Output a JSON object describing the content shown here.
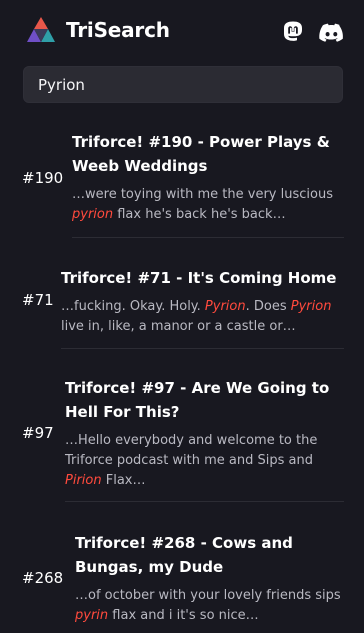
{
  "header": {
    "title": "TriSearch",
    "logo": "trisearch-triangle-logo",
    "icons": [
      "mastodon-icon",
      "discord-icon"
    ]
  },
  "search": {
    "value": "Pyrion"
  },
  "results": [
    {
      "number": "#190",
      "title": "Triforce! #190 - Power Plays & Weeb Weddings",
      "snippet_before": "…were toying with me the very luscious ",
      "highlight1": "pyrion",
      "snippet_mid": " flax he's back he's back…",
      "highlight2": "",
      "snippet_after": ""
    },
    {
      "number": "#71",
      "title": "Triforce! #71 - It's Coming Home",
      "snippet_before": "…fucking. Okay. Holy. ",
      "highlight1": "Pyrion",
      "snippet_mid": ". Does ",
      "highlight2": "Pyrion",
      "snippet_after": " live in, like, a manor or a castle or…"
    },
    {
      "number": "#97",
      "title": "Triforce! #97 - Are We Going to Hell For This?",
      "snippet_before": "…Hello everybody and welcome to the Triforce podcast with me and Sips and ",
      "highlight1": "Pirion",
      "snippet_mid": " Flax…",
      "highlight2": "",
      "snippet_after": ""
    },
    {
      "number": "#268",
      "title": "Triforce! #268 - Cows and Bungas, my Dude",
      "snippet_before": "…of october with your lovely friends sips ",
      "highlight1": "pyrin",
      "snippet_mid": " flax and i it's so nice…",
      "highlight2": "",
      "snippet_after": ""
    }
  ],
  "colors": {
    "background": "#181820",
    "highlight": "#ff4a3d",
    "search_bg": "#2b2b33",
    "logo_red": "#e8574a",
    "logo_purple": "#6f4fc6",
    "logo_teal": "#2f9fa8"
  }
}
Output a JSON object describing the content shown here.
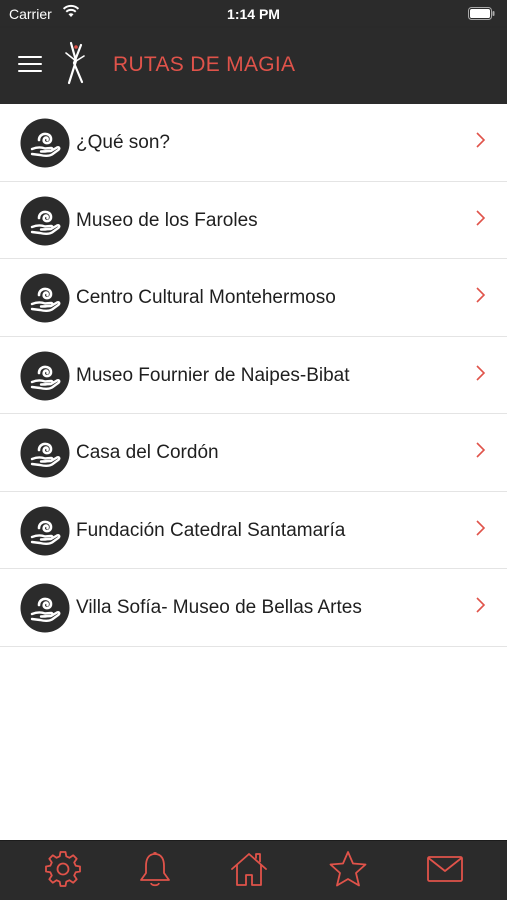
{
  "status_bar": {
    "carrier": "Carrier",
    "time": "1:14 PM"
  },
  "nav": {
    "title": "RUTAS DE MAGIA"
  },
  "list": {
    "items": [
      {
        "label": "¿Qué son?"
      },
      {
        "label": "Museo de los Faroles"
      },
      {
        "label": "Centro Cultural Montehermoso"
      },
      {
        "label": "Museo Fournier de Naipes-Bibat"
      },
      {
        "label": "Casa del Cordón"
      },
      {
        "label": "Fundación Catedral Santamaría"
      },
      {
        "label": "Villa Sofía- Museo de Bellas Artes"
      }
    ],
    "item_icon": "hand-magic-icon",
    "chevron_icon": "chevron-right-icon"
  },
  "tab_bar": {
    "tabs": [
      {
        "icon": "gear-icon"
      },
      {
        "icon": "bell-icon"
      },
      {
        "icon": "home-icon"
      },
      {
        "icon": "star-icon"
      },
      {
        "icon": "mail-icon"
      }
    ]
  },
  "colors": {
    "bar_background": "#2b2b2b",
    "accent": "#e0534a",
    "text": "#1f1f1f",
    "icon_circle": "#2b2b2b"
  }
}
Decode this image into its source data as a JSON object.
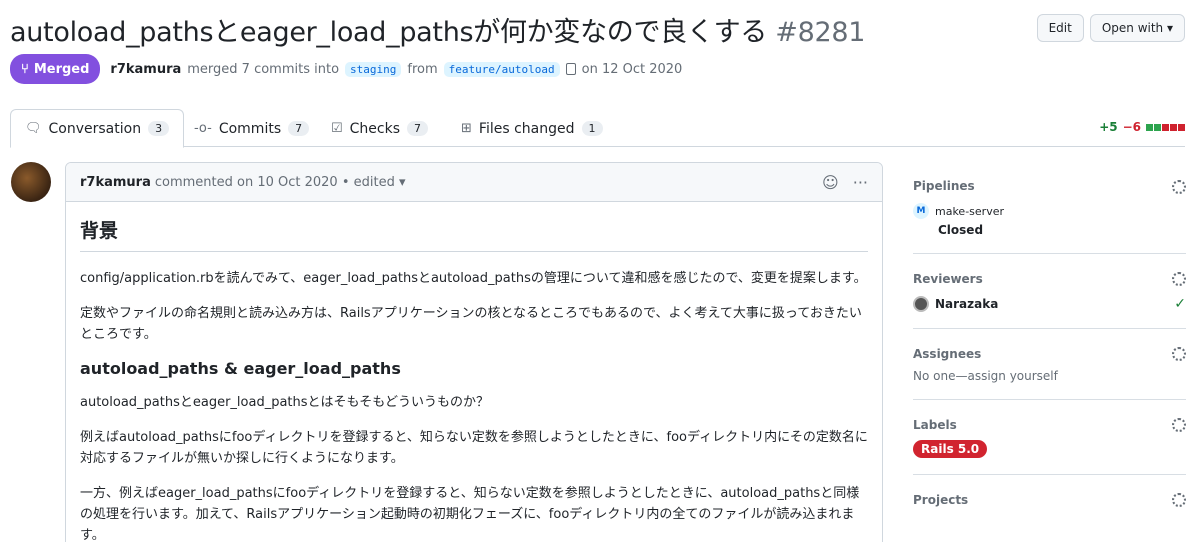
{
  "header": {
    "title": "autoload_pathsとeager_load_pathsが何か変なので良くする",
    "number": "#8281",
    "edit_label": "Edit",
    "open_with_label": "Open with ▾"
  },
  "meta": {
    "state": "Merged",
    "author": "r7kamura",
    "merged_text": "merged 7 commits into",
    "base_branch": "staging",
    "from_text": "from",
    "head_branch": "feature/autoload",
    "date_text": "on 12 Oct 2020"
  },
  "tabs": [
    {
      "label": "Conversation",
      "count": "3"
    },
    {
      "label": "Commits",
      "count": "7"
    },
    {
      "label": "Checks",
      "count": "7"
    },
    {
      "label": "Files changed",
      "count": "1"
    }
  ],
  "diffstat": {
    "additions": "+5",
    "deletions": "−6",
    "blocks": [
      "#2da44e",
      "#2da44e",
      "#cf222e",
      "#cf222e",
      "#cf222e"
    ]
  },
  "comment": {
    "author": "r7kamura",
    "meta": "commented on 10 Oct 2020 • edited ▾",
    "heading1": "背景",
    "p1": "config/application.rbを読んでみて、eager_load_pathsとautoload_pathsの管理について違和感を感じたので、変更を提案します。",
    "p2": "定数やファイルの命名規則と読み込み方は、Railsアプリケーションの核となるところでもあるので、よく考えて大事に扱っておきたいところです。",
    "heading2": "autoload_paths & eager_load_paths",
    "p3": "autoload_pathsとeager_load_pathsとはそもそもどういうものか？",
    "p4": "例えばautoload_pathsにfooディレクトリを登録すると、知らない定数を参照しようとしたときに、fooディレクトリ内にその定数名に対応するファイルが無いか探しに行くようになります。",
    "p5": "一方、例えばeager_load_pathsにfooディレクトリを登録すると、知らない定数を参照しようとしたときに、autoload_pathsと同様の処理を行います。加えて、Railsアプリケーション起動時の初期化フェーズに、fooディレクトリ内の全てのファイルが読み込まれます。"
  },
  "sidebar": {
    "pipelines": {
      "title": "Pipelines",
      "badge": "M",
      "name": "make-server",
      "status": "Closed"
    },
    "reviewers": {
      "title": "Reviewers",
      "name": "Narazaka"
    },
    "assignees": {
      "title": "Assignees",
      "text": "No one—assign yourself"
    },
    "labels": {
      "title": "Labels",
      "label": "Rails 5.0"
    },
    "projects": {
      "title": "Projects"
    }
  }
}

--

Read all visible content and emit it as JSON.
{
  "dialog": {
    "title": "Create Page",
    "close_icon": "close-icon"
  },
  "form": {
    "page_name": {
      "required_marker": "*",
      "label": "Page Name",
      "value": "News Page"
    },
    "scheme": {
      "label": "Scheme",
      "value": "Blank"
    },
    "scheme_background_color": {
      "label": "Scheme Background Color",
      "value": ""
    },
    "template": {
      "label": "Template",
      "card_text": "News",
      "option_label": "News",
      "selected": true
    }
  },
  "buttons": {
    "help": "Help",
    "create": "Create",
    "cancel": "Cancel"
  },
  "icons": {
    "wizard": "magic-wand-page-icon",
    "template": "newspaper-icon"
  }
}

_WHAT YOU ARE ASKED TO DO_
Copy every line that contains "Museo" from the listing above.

_TASK RESULT_
        "label": "Museo de los Faroles"
        "label": "Museo Fournier de Naipes-Bibat"
        "label": "Villa Sofía- Museo de Bellas Artes"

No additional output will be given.